→ **Goal of the exercise**: Everything in the listing that follows should be reproduced exactly except the pictures.

-- Data shown follows --

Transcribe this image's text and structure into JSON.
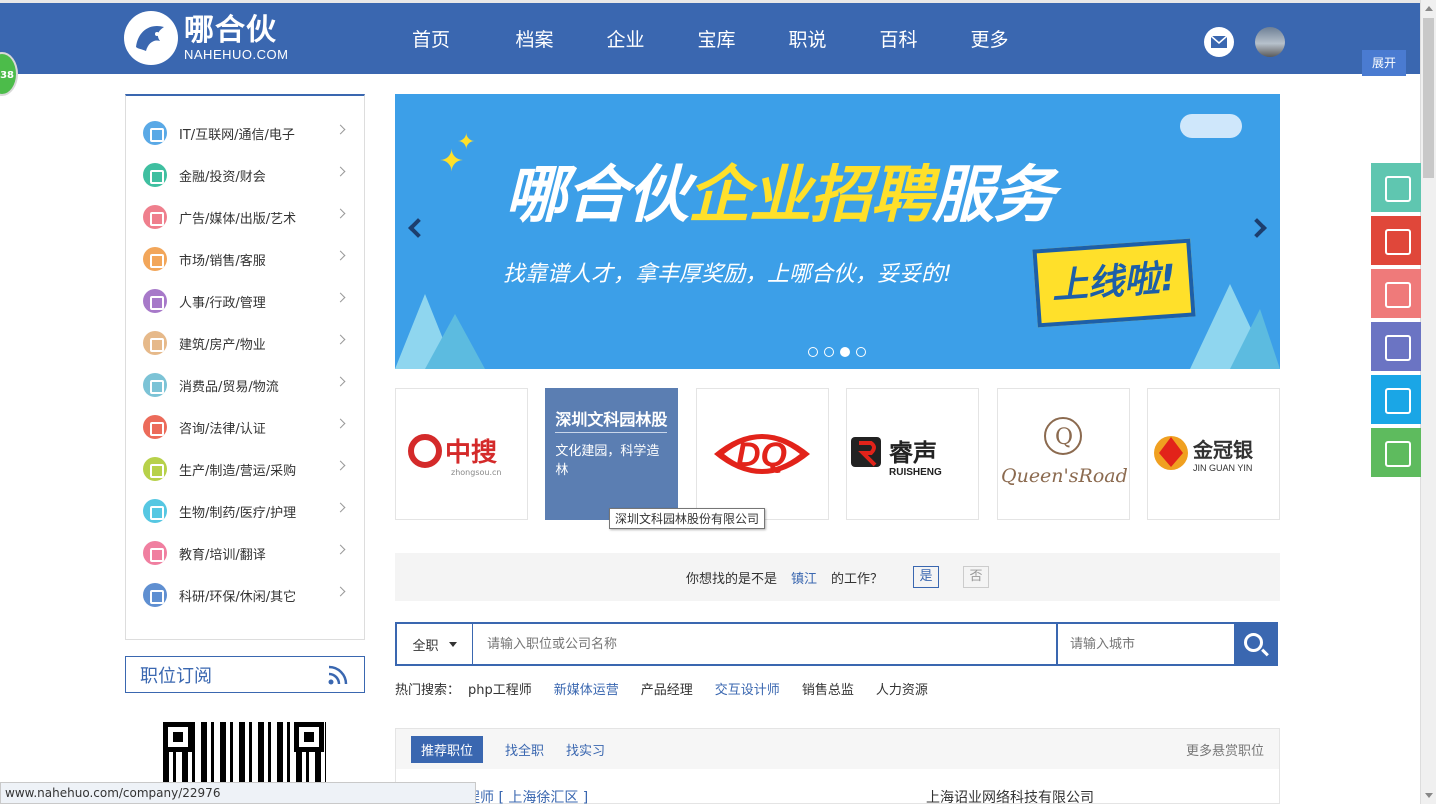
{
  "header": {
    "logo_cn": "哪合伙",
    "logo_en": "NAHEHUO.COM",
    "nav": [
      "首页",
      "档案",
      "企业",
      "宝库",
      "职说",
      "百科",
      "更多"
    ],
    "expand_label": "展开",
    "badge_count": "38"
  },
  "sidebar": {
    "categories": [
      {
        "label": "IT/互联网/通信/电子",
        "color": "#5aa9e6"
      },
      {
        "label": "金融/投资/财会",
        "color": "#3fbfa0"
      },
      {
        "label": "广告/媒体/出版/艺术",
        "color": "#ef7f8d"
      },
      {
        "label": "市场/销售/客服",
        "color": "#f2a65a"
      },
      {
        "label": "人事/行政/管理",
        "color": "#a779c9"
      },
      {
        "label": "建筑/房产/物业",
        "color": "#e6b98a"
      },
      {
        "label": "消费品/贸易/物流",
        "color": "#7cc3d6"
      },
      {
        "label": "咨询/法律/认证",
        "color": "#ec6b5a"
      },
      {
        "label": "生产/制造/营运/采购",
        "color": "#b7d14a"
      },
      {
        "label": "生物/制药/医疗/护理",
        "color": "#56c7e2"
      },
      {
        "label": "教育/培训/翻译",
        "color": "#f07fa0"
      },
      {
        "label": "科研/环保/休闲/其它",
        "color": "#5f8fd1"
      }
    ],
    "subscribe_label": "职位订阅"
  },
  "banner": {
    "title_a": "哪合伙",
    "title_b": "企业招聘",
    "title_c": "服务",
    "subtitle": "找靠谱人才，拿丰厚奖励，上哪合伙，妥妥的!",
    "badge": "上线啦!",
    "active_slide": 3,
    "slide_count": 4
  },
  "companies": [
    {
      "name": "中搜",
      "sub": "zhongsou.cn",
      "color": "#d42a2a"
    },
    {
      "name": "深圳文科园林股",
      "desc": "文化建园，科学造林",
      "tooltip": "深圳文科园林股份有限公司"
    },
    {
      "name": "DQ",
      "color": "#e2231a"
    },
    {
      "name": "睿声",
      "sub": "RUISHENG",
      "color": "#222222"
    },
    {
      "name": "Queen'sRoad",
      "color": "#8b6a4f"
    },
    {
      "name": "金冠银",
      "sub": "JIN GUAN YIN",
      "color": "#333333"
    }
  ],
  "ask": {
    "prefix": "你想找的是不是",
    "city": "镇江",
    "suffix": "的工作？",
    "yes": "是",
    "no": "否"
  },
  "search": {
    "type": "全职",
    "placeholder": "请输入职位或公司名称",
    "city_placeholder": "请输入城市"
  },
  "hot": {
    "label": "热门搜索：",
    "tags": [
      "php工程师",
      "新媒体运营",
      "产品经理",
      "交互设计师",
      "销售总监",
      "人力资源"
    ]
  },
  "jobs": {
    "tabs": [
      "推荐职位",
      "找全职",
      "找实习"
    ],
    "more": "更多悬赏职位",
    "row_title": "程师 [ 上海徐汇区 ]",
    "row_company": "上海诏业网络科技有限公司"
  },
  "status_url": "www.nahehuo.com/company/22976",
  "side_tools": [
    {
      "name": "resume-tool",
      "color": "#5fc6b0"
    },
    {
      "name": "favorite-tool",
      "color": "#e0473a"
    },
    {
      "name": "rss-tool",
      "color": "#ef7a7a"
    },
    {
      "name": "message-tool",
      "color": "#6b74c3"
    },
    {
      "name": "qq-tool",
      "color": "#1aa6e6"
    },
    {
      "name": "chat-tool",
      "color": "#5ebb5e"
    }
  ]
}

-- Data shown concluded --

→ **Expected answer**:
Transcribe this image's text and structure into JSON.
{
  "header": {
    "logo_cn": "哪合伙",
    "logo_en": "NAHEHUO.COM",
    "nav": [
      "首页",
      "档案",
      "企业",
      "宝库",
      "职说",
      "百科",
      "更多"
    ],
    "expand_label": "展开",
    "badge_count": "38"
  },
  "sidebar": {
    "categories": [
      {
        "label": "IT/互联网/通信/电子",
        "color": "#5aa9e6"
      },
      {
        "label": "金融/投资/财会",
        "color": "#3fbfa0"
      },
      {
        "label": "广告/媒体/出版/艺术",
        "color": "#ef7f8d"
      },
      {
        "label": "市场/销售/客服",
        "color": "#f2a65a"
      },
      {
        "label": "人事/行政/管理",
        "color": "#a779c9"
      },
      {
        "label": "建筑/房产/物业",
        "color": "#e6b98a"
      },
      {
        "label": "消费品/贸易/物流",
        "color": "#7cc3d6"
      },
      {
        "label": "咨询/法律/认证",
        "color": "#ec6b5a"
      },
      {
        "label": "生产/制造/营运/采购",
        "color": "#b7d14a"
      },
      {
        "label": "生物/制药/医疗/护理",
        "color": "#56c7e2"
      },
      {
        "label": "教育/培训/翻译",
        "color": "#f07fa0"
      },
      {
        "label": "科研/环保/休闲/其它",
        "color": "#5f8fd1"
      }
    ],
    "subscribe_label": "职位订阅"
  },
  "banner": {
    "title_a": "哪合伙",
    "title_b": "企业招聘",
    "title_c": "服务",
    "subtitle": "找靠谱人才，拿丰厚奖励，上哪合伙，妥妥的!",
    "badge": "上线啦!",
    "active_slide": 3,
    "slide_count": 4
  },
  "companies": [
    {
      "name": "中搜",
      "sub": "zhongsou.cn",
      "color": "#d42a2a"
    },
    {
      "name": "深圳文科园林股",
      "desc": "文化建园，科学造林",
      "tooltip": "深圳文科园林股份有限公司"
    },
    {
      "name": "DQ",
      "color": "#e2231a"
    },
    {
      "name": "睿声",
      "sub": "RUISHENG",
      "color": "#222222"
    },
    {
      "name": "Queen'sRoad",
      "color": "#8b6a4f"
    },
    {
      "name": "金冠银",
      "sub": "JIN GUAN YIN",
      "color": "#333333"
    }
  ],
  "ask": {
    "prefix": "你想找的是不是",
    "city": "镇江",
    "suffix": "的工作？",
    "yes": "是",
    "no": "否"
  },
  "search": {
    "type": "全职",
    "placeholder": "请输入职位或公司名称",
    "city_placeholder": "请输入城市"
  },
  "hot": {
    "label": "热门搜索：",
    "tags": [
      "php工程师",
      "新媒体运营",
      "产品经理",
      "交互设计师",
      "销售总监",
      "人力资源"
    ]
  },
  "jobs": {
    "tabs": [
      "推荐职位",
      "找全职",
      "找实习"
    ],
    "more": "更多悬赏职位",
    "row_title": "程师 [ 上海徐汇区 ]",
    "row_company": "上海诏业网络科技有限公司"
  },
  "status_url": "www.nahehuo.com/company/22976",
  "side_tools": [
    {
      "name": "resume-tool",
      "color": "#5fc6b0"
    },
    {
      "name": "favorite-tool",
      "color": "#e0473a"
    },
    {
      "name": "rss-tool",
      "color": "#ef7a7a"
    },
    {
      "name": "message-tool",
      "color": "#6b74c3"
    },
    {
      "name": "qq-tool",
      "color": "#1aa6e6"
    },
    {
      "name": "chat-tool",
      "color": "#5ebb5e"
    }
  ]
}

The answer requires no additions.